CONFERENCE ANNOUNCEMENT: Narrating and Constructing the Beach, 14–16 June 2018 (LMU Munich)
This one-day international conference on 21st April at SOAS, University of London, will provide a platform to discuss Igbo heritage studies and modes of documenting the past. The ‘Memory, Culture and Community’ conference seeks to promote the creation, management and use of records and archives, highlighting the need to preserve the archival heritage of people of Igbo descent around the world, through the sharing of experiences, research and ideas.
I am co-writing a book on the history of soccer/association football with Stefan Szymanski, specifically about the names used for the game. We're having a difficult time finding the correct words in many of the main African (non-euro-colonial) languages, and I would be so grateful if you could help us fill in as many blanks as possible. Due to FIFA's hold on the game, the official term is almost always football or a calque or loan word, but there's a wealth of words actually in use in everyday conversations -- can you help?
Thank you so much, Silke
War and migration in eastern Africa often produce remarkable narratives from both adults and children alike. This panel will focus on the ways in which war and migration have impacted storytelling, in the form of folktales, novels, memoirs, and nonfiction, in eastern Africa. It will seek to understand what kinds of narratives are produced by both children and adults who are affected by conflict and displacement. What kinds of theoretical approaches can be used to analyze such texts? What impact do such texts have on the global community?
CFP: Energy Humanities and African Cultural Production
MLA 2019, Chicago

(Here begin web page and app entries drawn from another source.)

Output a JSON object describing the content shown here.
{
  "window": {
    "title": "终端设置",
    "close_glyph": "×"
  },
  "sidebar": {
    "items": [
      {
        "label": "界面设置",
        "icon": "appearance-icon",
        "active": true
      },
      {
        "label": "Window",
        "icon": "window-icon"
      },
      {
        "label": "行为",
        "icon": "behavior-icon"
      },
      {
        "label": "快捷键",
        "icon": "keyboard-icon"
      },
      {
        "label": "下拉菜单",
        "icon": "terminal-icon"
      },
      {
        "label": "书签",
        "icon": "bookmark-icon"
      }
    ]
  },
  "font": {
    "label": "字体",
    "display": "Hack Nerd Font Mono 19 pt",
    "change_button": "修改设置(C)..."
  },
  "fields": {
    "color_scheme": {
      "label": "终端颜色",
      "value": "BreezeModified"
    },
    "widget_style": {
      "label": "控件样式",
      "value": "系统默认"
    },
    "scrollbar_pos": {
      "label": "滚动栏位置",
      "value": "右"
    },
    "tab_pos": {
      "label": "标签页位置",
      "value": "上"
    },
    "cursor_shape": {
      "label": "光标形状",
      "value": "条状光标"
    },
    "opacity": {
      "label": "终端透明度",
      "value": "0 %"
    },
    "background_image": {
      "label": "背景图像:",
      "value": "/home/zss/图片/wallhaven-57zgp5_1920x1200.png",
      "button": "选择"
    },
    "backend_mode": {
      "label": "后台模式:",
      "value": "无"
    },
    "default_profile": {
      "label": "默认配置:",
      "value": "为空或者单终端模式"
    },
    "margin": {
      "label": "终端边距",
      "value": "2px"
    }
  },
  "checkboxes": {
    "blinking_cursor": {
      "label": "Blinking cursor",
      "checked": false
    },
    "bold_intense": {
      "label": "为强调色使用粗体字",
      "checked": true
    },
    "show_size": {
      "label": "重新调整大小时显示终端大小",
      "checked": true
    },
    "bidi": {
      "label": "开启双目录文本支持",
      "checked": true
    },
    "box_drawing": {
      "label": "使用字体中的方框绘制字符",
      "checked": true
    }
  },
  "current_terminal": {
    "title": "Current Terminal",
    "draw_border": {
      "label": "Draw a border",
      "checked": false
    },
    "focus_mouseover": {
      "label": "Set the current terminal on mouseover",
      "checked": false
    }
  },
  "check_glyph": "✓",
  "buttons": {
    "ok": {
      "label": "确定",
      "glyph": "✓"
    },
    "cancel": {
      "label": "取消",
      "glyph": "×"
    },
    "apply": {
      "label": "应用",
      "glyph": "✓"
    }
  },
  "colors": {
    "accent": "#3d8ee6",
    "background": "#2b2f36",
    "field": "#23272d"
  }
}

In his 2001 book, The Postcolonial Exotic: Marketing the Margins, Graham Huggan contends that writers from formerly colonized societies negotiate their marginality and the “realpolitik of metropolitan economic dominance” by providing “exotic registers” and making them “palatable” for “predominantly metropolitan audiences” (viii). This non-guaranteed MLA session organized by The Africa Since 1990 forum invites submissions examining literary texts from the Global South that circulate well beyond their immediate contexts of production.